A WOMAN who suffered a life-threatening heart attack has been saved following several shocks from a community defibrillator kept at Station Approach.

Leona Carpenter, 70, was eating lunch with her friends at Foxy’s Café and Deli, Victoria Road, when she went into cardiac arrest.

Two men who were First Aid trained, a retired nurse, and a doctor also happened to be lunching at the café when Mrs Carpenter collapsed.

“She was chatting and suddenly she went this grey colour,” explained the café’s owner, Sian Fox. “She slid off the chair, slumped to the floor, and was totally unresponsive.”

“What an amazing group of people that happened to be in here - a retired nurse, a trainee nurse, a doctor, and the two first aiders.
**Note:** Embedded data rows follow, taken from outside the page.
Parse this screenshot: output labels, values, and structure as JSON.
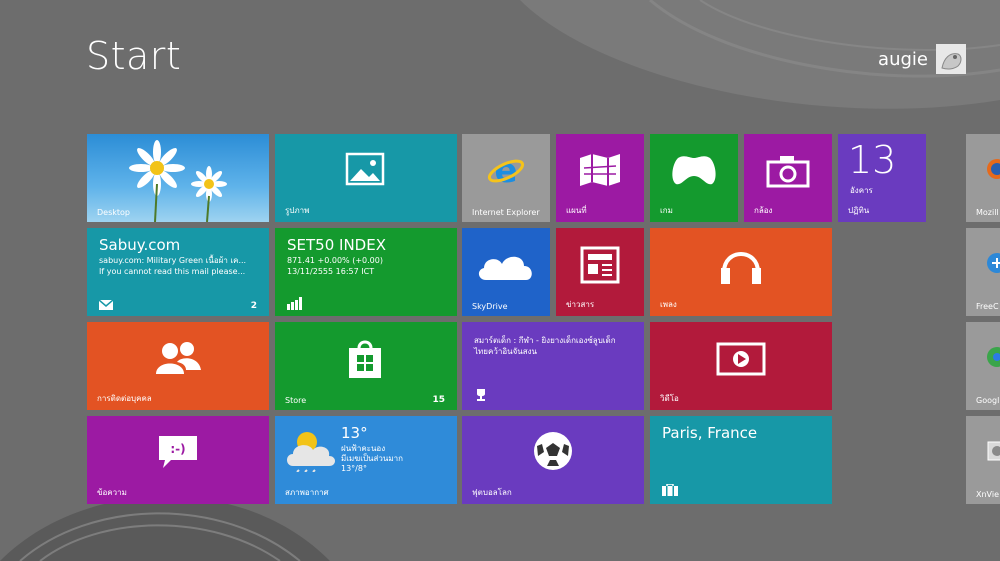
{
  "header": {
    "title": "Start",
    "user_name": "augie"
  },
  "tiles": {
    "desktop": {
      "label": "Desktop"
    },
    "photos": {
      "label": "รูปภาพ"
    },
    "ie": {
      "label": "Internet Explorer"
    },
    "maps": {
      "label": "แผนที่"
    },
    "games": {
      "label": "เกม"
    },
    "camera": {
      "label": "กล้อง"
    },
    "calendar": {
      "label": "ปฏิทิน",
      "day": "13",
      "weekday": "อังคาร"
    },
    "mail": {
      "sender": "Sabuy.com",
      "line1": "sabuy.com: Military Green เนื้อผ้า เค...",
      "line2": "If you cannot read this mail please...",
      "count": "2"
    },
    "finance": {
      "title": "SET50 INDEX",
      "line1": "871.41   +0.00% (+0.00)",
      "line2": "13/11/2555 16:57 ICT"
    },
    "skydrive": {
      "label": "SkyDrive"
    },
    "news": {
      "label": "ข่าวสาร"
    },
    "music": {
      "label": "เพลง"
    },
    "people": {
      "label": "การติดต่อบุคคล"
    },
    "store": {
      "label": "Store",
      "count": "15"
    },
    "sports": {
      "line1": "สมาร์ตเด็ก : กีฬา - ยิงยางเด็กเองซ์ลูบเด็ก",
      "line2": "ไทยคว้าอินจันสงน"
    },
    "video": {
      "label": "วิดีโอ"
    },
    "messaging": {
      "label": "ข้อความ"
    },
    "weather": {
      "label": "สภาพอากาศ",
      "temp": "13°",
      "line1": "ฝนฟ้าคะนอง",
      "line2": "มีเมฆเป็นส่วนมาก",
      "line3": "13°/8°"
    },
    "soccer": {
      "label": "ฟุตบอลโลก"
    },
    "travel": {
      "title": "Paris, France"
    },
    "right_col": [
      {
        "label": "Mozill"
      },
      {
        "label": "FreeC"
      },
      {
        "label": "Googl"
      },
      {
        "label": "XnVie"
      }
    ]
  },
  "colors": {
    "background": "#6d6d6d",
    "teal": "#1798a7",
    "green": "#149a2e",
    "purple_mag": "#9c1aa3",
    "purple": "#6a3bbf",
    "orange": "#e35323",
    "red": "#b21a3b",
    "blue": "#1f63c9",
    "gray": "#9a9a9a"
  }
}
“They were just having lunch. It’s incredible.”

Penarth RNLI volunteer, Jason Dunlop, and former Cardiff City manager, Russell Slade, attempted to resuscitate Mrs Carpenter who lay motionless on the floor.
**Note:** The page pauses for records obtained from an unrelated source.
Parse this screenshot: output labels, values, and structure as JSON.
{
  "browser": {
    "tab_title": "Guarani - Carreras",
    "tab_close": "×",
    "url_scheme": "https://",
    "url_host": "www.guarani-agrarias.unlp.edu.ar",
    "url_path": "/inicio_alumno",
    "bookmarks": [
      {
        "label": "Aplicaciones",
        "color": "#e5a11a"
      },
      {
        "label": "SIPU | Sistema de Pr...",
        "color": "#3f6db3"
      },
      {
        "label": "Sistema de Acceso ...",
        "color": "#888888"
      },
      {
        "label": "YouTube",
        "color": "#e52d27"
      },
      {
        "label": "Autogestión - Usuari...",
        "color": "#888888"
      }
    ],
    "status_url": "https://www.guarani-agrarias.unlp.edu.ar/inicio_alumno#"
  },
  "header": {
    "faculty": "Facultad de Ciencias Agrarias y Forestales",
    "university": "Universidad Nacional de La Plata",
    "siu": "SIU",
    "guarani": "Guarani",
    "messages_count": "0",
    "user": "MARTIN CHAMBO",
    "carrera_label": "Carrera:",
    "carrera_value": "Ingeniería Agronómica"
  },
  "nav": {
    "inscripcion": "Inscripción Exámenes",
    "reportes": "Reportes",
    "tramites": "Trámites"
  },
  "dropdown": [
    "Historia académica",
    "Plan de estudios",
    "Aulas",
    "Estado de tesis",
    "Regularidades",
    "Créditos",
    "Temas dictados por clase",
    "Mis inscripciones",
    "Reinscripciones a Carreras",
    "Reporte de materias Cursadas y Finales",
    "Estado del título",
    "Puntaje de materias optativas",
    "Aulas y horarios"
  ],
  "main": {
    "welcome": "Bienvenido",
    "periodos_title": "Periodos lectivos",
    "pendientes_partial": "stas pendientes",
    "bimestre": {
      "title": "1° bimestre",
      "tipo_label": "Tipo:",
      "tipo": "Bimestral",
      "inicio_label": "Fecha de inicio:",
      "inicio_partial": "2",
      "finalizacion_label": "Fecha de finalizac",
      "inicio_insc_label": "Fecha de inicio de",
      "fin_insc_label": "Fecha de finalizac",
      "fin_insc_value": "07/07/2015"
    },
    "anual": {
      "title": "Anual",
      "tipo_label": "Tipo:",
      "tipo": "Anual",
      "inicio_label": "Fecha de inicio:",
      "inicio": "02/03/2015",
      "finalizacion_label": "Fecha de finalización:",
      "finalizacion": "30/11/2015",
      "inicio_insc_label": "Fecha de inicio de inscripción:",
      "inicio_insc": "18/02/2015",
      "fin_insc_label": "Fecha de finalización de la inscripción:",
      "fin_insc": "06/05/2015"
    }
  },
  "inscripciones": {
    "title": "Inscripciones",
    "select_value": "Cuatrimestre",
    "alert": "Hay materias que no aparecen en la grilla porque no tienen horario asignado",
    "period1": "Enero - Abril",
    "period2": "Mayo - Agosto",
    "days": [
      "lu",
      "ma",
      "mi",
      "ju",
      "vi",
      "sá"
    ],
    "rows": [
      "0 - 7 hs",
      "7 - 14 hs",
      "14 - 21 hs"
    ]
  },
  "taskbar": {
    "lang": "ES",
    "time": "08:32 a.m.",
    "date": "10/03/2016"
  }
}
“I love the homemade soup at Foxy’s,” said Mr Slade, “so I talked Jason into having a bowl – after that he said never again!
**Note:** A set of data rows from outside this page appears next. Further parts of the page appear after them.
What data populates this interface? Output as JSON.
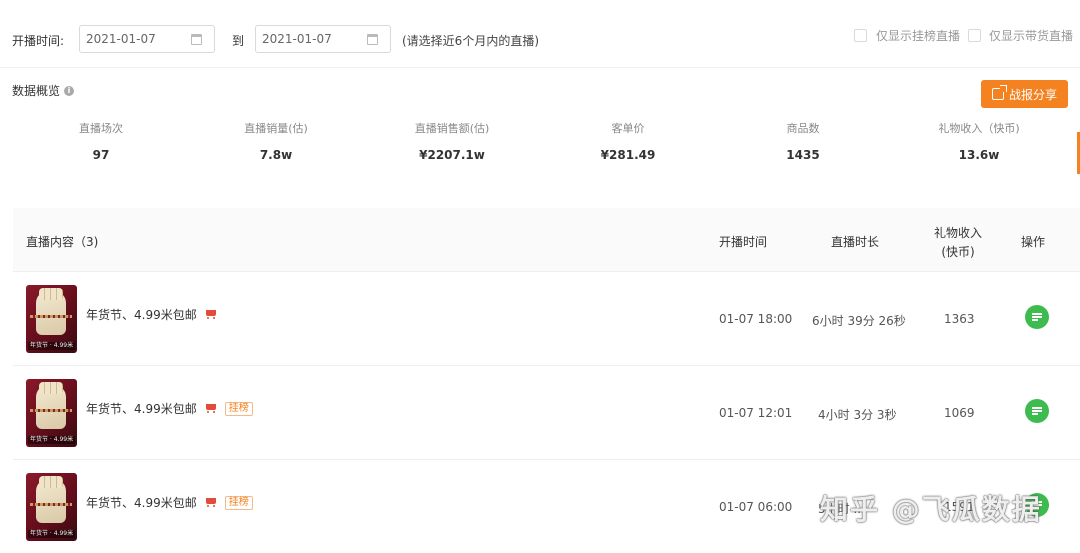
{
  "filters": {
    "start_label": "开播时间:",
    "start_date": "2021-01-07",
    "to_label": "到",
    "end_date": "2021-01-07",
    "hint": "(请选择近6个月内的直播)",
    "checkbox_1": "仅显示挂榜直播",
    "checkbox_2": "仅显示带货直播"
  },
  "overview": {
    "title": "数据概览",
    "share_label": "战报分享",
    "stats": [
      {
        "label": "直播场次",
        "value": "97"
      },
      {
        "label": "直播销量(估)",
        "value": "7.8w"
      },
      {
        "label": "直播销售额(估)",
        "value": "¥2207.1w"
      },
      {
        "label": "客单价",
        "value": "¥281.49"
      },
      {
        "label": "商品数",
        "value": "1435"
      },
      {
        "label": "礼物收入（快币)",
        "value": "13.6w"
      }
    ]
  },
  "table": {
    "headers": {
      "content": "直播内容（3)",
      "start_time": "开播时间",
      "duration": "直播时长",
      "gift_line1": "礼物收入",
      "gift_line2": "(快币)",
      "action": "操作"
    },
    "rows": [
      {
        "title": "年货节、4.99米包邮",
        "badge": "",
        "start": "01-07 18:00",
        "duration": "6小时 39分 26秒",
        "gift": "1363",
        "thumb_tag": "年货节 · 4.99米"
      },
      {
        "title": "年货节、4.99米包邮",
        "badge": "挂榜",
        "start": "01-07 12:01",
        "duration": "4小时 3分 3秒",
        "gift": "1069",
        "thumb_tag": "年货节 · 4.99米"
      },
      {
        "title": "年货节、4.99米包邮",
        "badge": "挂榜",
        "start": "01-07 06:00",
        "duration": "5小时 ...",
        "gift": "1591",
        "thumb_tag": "年货节 · 4.99米"
      }
    ]
  },
  "watermark": "知乎 @飞瓜数据",
  "colors": {
    "accent": "#f58220",
    "action_green": "#3dbb4f",
    "cart_red": "#e34b3b"
  },
  "icons": [
    "calendar-icon",
    "info-icon",
    "share-icon",
    "cart-icon",
    "list-icon"
  ]
}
“There was a big thud and the lady just dropped to the floor.

“We put her into the recovery position, but it wasn’t long until we realised she was in real trouble.”

She finally began to breathe again after sustaining three shots from a public defibrillator retrieved from the K-Tax taxi office.

It was the first time that the defibrillator was used.

Mr Slade called it an ‘absolute lifesaver.’

He said: “It was teamwork. We worked together to keep her going.

“Fortunately we had the defibrillator and we used three lots of shots.

“Eventually we got her breathing back.

“We just want her to make a full recovery and live life to the full. I’m please we were able to play a little part in that."

The defibrillator was purchased in 2018 following a campaign to raise funds by Angelina Hall and Cathy O’Doherty, co-owners of Glass By Design.

In addition to nearly £1000 raised by the pair, money was also donated by several local businesses at Station Approach.

Angelina said: “We are so proud that the community of Station Approach came together, and we have been able to save a life.”

“We are now going to raise money to rearm the defibrillator with a new battery and pads.

“We would also like to get Welsh Hearts to deliver an evening of training as this was a very sobering lesson to us all.

“Making sure as many of us as possible are trained to use the defibrillator and can give CPR will ensure that we are all prepared in the future.”

According to figures by the Welsh Ambulance Service, 8,000 people in Wales experience a sudden cardiac arrest each year.

When a defibrillator is used correctly, there is a 70 per cent chance of survival.

They will not create a shock unless it is safe to do so and they come with instructions.

“Because of the availability, the defibrillator was used within five minutes which is phenomenal,” said Jason Dunlop, who’s wife owns Umpa Lumpa Sweet Shop in Windsor Arcade.

“It’s an important story – people need to know that there are defibrillators in the community, and they do help people’s chances of surviving.

“There’s nothing wrong with having a go.

“The community we live in is pretty amazing.

“In these hard times, this is a great example of when communities coming together can make a difference.”

Mrs Carpenter was taken in an ambulance to a hospital where she later regained consciousness.

Her husband, Richard, said she is expected to make a full recovery following further treatment.